What the task requires: Your output should be one number, which is how many lines in the material contain "about".

Data:
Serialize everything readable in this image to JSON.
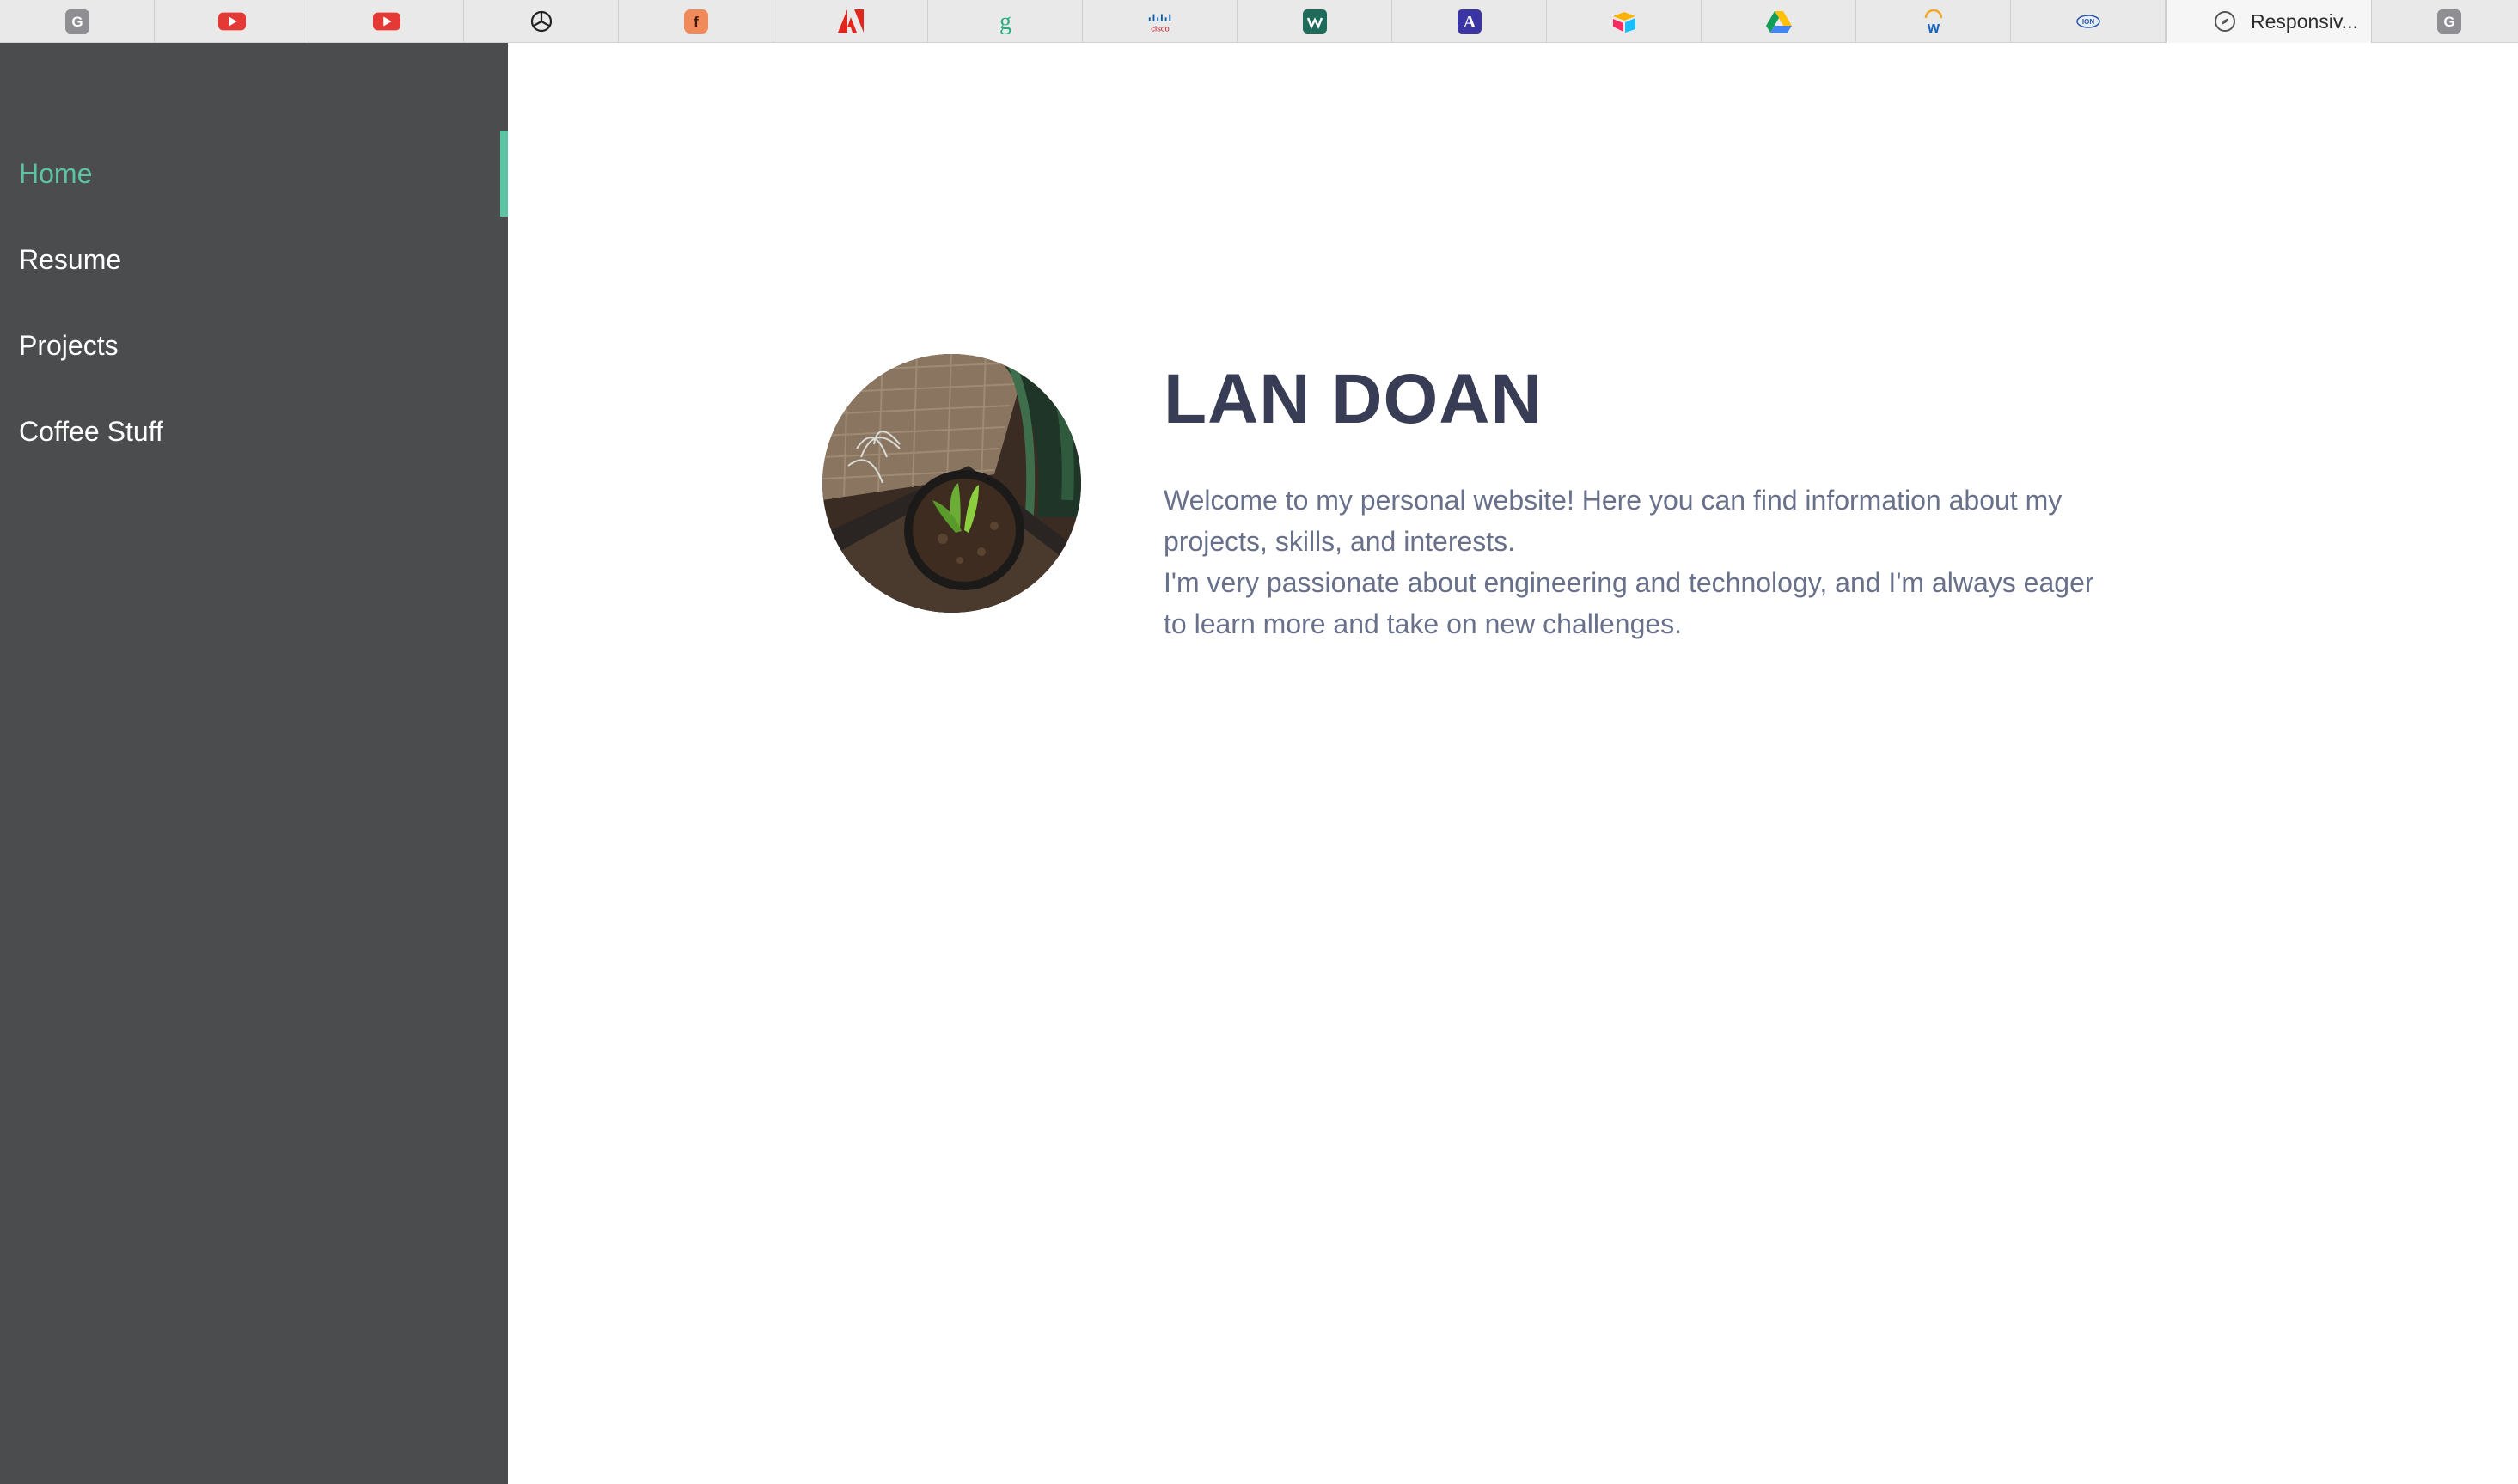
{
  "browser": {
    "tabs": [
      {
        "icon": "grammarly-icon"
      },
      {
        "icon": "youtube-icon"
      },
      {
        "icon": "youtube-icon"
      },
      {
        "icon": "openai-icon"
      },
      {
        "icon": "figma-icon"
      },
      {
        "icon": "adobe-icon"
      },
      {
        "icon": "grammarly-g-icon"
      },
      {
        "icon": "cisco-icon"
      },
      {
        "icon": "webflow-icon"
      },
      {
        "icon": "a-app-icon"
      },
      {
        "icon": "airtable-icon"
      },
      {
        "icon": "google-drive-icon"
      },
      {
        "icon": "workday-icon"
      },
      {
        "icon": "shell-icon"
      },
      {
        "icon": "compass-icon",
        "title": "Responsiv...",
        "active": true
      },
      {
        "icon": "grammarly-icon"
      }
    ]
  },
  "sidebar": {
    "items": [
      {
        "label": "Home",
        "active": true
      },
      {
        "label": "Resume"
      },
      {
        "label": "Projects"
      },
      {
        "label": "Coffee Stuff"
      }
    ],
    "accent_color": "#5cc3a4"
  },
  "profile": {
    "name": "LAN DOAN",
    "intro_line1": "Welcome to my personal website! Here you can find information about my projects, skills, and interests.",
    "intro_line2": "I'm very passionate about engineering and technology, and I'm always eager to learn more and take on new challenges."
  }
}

Written response: 2